The UCSB Walter H. Capps Center for the Study of Ethics, Religion and Public Life is seeking student leaders (with religious or non-religious identities) to assist in establishing an Interfaith Youth Core (IFYC) chapter here at UC Santa Barbara. The students selected must attend the Interfaith Leadership Institute for a training workshop on Saturday, February 14; Sunday, February 15; and Monday, February 16, in Los Angeles (all expenses paid).

The following information comes from Student Affairs’ Miles W. Ashlock Burke on behalf of the Capps Center and IFYC:

IFYC and the Capps Center view religious and philosophical traditions as potential bridges of cooperation, and that we are better together.

Better Together helps students build interfaith cooperation on their campuses. The campaign consists of student-led events that create space for people to voice their values, engage with people across lines of religious difference and act together to make a better world.

If you are excited about being a part of interfaith action on your campus and interested being a leader, we invite you to apply. Please write a one-paragraph statement that details why you are interested in or passionate about interfaith action and would like to serve as a student leader. You must submit the paragraph to Kelli Coleman Moore at no later than 11:59 p.m. Monday, February 2.

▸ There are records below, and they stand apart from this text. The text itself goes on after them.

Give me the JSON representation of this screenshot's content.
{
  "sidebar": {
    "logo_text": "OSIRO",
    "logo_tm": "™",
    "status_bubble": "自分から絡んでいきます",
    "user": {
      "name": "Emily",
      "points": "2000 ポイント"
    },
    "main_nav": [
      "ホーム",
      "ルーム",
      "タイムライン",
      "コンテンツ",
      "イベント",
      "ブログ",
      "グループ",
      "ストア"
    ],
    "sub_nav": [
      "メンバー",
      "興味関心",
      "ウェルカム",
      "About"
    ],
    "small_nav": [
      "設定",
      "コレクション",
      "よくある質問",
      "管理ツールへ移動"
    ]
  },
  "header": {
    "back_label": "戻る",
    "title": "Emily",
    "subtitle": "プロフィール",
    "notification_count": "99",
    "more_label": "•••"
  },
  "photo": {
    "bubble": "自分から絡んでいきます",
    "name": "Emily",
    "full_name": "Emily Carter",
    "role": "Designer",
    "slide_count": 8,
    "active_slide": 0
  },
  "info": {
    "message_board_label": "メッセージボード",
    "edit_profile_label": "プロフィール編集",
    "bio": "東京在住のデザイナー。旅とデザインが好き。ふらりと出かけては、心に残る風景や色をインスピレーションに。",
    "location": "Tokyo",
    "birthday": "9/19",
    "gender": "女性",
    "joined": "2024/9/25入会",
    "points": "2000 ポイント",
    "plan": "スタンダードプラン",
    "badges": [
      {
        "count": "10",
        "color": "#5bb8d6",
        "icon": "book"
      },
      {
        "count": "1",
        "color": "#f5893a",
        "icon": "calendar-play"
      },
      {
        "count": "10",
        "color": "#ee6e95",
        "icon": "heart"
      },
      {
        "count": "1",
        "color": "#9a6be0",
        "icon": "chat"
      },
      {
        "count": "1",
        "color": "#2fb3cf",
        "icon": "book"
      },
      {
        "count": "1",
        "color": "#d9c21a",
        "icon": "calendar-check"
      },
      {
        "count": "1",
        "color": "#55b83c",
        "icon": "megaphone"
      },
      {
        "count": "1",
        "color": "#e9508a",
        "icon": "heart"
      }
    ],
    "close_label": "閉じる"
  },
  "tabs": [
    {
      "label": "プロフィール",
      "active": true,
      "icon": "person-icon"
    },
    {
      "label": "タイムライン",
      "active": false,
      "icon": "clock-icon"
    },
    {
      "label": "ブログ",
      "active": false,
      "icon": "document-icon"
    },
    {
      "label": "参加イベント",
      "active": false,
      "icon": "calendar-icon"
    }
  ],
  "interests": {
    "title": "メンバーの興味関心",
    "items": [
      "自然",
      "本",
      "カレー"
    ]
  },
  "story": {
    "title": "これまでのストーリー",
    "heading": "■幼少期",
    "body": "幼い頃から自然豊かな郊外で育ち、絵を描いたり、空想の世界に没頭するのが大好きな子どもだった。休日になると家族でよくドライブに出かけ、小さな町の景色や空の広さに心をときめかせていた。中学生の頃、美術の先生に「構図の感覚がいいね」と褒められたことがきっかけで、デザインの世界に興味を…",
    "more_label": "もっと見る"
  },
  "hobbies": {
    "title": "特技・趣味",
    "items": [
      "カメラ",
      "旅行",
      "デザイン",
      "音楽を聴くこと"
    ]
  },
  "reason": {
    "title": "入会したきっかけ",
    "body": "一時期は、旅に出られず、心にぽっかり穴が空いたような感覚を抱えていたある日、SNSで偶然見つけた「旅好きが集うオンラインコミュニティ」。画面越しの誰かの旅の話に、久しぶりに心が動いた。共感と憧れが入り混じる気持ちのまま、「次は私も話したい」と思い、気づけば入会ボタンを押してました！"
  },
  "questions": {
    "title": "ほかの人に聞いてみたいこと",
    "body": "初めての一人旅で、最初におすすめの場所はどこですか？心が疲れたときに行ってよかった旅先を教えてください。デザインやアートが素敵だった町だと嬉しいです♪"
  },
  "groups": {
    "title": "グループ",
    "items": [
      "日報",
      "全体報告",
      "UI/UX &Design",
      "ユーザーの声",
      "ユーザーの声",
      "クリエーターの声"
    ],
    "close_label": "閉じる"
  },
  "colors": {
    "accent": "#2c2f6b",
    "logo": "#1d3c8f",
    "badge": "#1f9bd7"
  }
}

The Walter H. Capps Center for the Study of Ethics, Religion, and Public Life at UCSB promotes discussion of how ethical teachings and values relate to civic life – at local, national, and global levels. It is committed to the fundamental belief that public dialogue and an informed and engaged citizenry are vital to democratic society. Non-partisan and non-sectarian, the Center seeks to strengthen and extend the principles on which such diverse, modern society rests, namely, tolerance and respect for the views of others, the practice of civility, and efforts at achieving the common good.


New Resources for Family Students

If you are a grad student with children, the Graduate Division has developed two new resources for you!

Resource #1: GradSpace Page

GradSpace is a resource site for graduate students at UCSB. Currently, it is hosted on GauchoSpace. You'll find information about campus resources for students with children, parent support and education in the community, and childcare resources. Follow these steps to access GradSpace:

  1. Make sure that you have activated your UCSB NetID.
  2. Click here to enroll in the GradSpace community.
  3. Click on the "Family Students" tab.

Resource #2: Facebook Page

For more information, contact Shawn Warner-Garcia, Graduate Division's professional development peer advisor.


UCSB Campus Community Invited to First Gaucho Wellness Committee Meeting

The following invitation comes from the UCSB Gaucho Wellness Committee to all UC Santa Barbara students, faculty, and staff:

March 25, 2014

TO: The Campus Community

FROM: UCSB Gaucho Wellness Committee

RE:  Invitation to the First Gaucho Wellness Committee Meeting

Wednesday, April 2, noon to 1 p.m., Student Resource Building (SRB) 2154

Dear Colleagues,

Are you an advocate for the overall happiness of staff on campus? Would you like to help promote community and networking across campus?

Do you want to help promote the fantastic resources that exist in our community that staff might not be aware of?

If so, please join the Gaucho Wellness Committee for its very first meeting: Wednesday, April 2, noon to 1 p.m. in the Student Resource Building, Room 2154.

The Gaucho Wellness Committee is a product of a Gaucho U cohort project this year. We strive to serve as a resource for staff and faculty that will share information, resources and events pertaining to the overall wellness of our campus community. This includes, but is not limited to physical, mental, social, environmental and financial wellness.

In the future, we plan to implement our own events and initiatives.  

For more information, please visit or contact us at Please share your ideas with us!

Thank you.

The UCSB Gaucho Wellness Committee